*Exercise aim*: Each line below should be set down again unchanged.

[Dataset Boundary: Start]

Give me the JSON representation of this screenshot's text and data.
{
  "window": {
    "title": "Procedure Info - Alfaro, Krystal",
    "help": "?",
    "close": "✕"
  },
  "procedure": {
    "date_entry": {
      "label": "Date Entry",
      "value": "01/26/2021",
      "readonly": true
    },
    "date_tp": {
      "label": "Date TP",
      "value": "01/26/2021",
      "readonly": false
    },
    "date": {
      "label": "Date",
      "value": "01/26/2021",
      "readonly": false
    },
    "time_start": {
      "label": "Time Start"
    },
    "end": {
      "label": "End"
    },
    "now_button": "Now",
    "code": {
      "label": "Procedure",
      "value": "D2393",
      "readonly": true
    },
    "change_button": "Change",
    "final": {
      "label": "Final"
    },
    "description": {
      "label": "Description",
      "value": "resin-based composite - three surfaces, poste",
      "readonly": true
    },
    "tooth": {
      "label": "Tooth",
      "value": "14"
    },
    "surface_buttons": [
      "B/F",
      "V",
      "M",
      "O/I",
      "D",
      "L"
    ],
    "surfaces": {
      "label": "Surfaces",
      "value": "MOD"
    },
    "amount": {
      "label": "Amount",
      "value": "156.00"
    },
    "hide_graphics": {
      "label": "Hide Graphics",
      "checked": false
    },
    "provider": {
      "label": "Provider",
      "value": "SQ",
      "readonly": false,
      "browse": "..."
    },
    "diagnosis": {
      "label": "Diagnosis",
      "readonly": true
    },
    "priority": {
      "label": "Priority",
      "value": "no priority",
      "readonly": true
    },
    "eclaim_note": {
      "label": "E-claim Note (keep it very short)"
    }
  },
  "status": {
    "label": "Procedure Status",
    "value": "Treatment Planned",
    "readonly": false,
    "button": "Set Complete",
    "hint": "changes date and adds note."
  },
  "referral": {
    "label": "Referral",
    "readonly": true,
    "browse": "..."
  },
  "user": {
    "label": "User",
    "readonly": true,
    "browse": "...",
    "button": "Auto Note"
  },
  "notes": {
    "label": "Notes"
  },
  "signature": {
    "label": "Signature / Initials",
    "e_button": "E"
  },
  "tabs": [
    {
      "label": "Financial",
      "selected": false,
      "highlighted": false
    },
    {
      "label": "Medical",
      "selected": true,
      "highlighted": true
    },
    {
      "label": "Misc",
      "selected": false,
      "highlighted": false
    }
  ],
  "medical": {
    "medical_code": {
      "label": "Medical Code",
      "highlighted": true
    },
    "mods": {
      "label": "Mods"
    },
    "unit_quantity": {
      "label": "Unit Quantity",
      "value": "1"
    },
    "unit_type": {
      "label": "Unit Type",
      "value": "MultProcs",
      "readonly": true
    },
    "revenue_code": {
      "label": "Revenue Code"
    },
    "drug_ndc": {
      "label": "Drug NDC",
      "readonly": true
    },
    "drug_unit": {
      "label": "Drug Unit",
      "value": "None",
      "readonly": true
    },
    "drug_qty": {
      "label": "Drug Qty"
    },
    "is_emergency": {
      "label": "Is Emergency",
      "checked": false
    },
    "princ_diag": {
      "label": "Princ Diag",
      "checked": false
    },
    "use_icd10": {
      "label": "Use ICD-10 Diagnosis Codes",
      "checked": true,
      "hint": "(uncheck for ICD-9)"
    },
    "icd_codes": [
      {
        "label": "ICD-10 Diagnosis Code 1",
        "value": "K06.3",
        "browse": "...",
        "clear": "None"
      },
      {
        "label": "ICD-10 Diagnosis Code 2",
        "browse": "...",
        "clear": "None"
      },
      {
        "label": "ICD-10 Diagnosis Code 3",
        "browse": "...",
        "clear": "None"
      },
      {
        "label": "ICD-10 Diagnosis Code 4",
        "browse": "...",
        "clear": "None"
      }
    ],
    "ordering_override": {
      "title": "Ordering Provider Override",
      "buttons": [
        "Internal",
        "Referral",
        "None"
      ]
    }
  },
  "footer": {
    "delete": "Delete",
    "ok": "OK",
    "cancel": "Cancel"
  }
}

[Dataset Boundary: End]

*Solution to this exercise*:
Give me the JSON representation of this screenshot's text and data.
{
  "window": {
    "title": "Procedure Info - Alfaro, Krystal",
    "help": "?",
    "close": "✕"
  },
  "procedure": {
    "date_entry": {
      "label": "Date Entry",
      "value": "01/26/2021",
      "readonly": true
    },
    "date_tp": {
      "label": "Date TP",
      "value": "01/26/2021",
      "readonly": false
    },
    "date": {
      "label": "Date",
      "value": "01/26/2021",
      "readonly": false
    },
    "time_start": {
      "label": "Time Start"
    },
    "end": {
      "label": "End"
    },
    "now_button": "Now",
    "code": {
      "label": "Procedure",
      "value": "D2393",
      "readonly": true
    },
    "change_button": "Change",
    "final": {
      "label": "Final"
    },
    "description": {
      "label": "Description",
      "value": "resin-based composite - three surfaces, poste",
      "readonly": true
    },
    "tooth": {
      "label": "Tooth",
      "value": "14"
    },
    "surface_buttons": [
      "B/F",
      "V",
      "M",
      "O/I",
      "D",
      "L"
    ],
    "surfaces": {
      "label": "Surfaces",
      "value": "MOD"
    },
    "amount": {
      "label": "Amount",
      "value": "156.00"
    },
    "hide_graphics": {
      "label": "Hide Graphics",
      "checked": false
    },
    "provider": {
      "label": "Provider",
      "value": "SQ",
      "readonly": false,
      "browse": "..."
    },
    "diagnosis": {
      "label": "Diagnosis",
      "readonly": true
    },
    "priority": {
      "label": "Priority",
      "value": "no priority",
      "readonly": true
    },
    "eclaim_note": {
      "label": "E-claim Note (keep it very short)"
    }
  },
  "status": {
    "label": "Procedure Status",
    "value": "Treatment Planned",
    "readonly": false,
    "button": "Set Complete",
    "hint": "changes date and adds note."
  },
  "referral": {
    "label": "Referral",
    "readonly": true,
    "browse": "..."
  },
  "user": {
    "label": "User",
    "readonly": true,
    "browse": "...",
    "button": "Auto Note"
  },
  "notes": {
    "label": "Notes"
  },
  "signature": {
    "label": "Signature / Initials",
    "e_button": "E"
  },
  "tabs": [
    {
      "label": "Financial",
      "selected": false,
      "highlighted": false
    },
    {
      "label": "Medical",
      "selected": true,
      "highlighted": true
    },
    {
      "label": "Misc",
      "selected": false,
      "highlighted": false
    }
  ],
  "medical": {
    "medical_code": {
      "label": "Medical Code",
      "highlighted": true
    },
    "mods": {
      "label": "Mods"
    },
    "unit_quantity": {
      "label": "Unit Quantity",
      "value": "1"
    },
    "unit_type": {
      "label": "Unit Type",
      "value": "MultProcs",
      "readonly": true
    },
    "revenue_code": {
      "label": "Revenue Code"
    },
    "drug_ndc": {
      "label": "Drug NDC",
      "readonly": true
    },
    "drug_unit": {
      "label": "Drug Unit",
      "value": "None",
      "readonly": true
    },
    "drug_qty": {
      "label": "Drug Qty"
    },
    "is_emergency": {
      "label": "Is Emergency",
      "checked": false
    },
    "princ_diag": {
      "label": "Princ Diag",
      "checked": false
    },
    "use_icd10": {
      "label": "Use ICD-10 Diagnosis Codes",
      "checked": true,
      "hint": "(uncheck for ICD-9)"
    },
    "icd_codes": [
      {
        "label": "ICD-10 Diagnosis Code 1",
        "value": "K06.3",
        "browse": "...",
        "clear": "None"
      },
      {
        "label": "ICD-10 Diagnosis Code 2",
        "browse": "...",
        "clear": "None"
      },
      {
        "label": "ICD-10 Diagnosis Code 3",
        "browse": "...",
        "clear": "None"
      },
      {
        "label": "ICD-10 Diagnosis Code 4",
        "browse": "...",
        "clear": "None"
      }
    ],
    "ordering_override": {
      "title": "Ordering Provider Override",
      "buttons": [
        "Internal",
        "Referral",
        "None"
      ]
    }
  },
  "footer": {
    "delete": "Delete",
    "ok": "OK",
    "cancel": "Cancel"
  }
}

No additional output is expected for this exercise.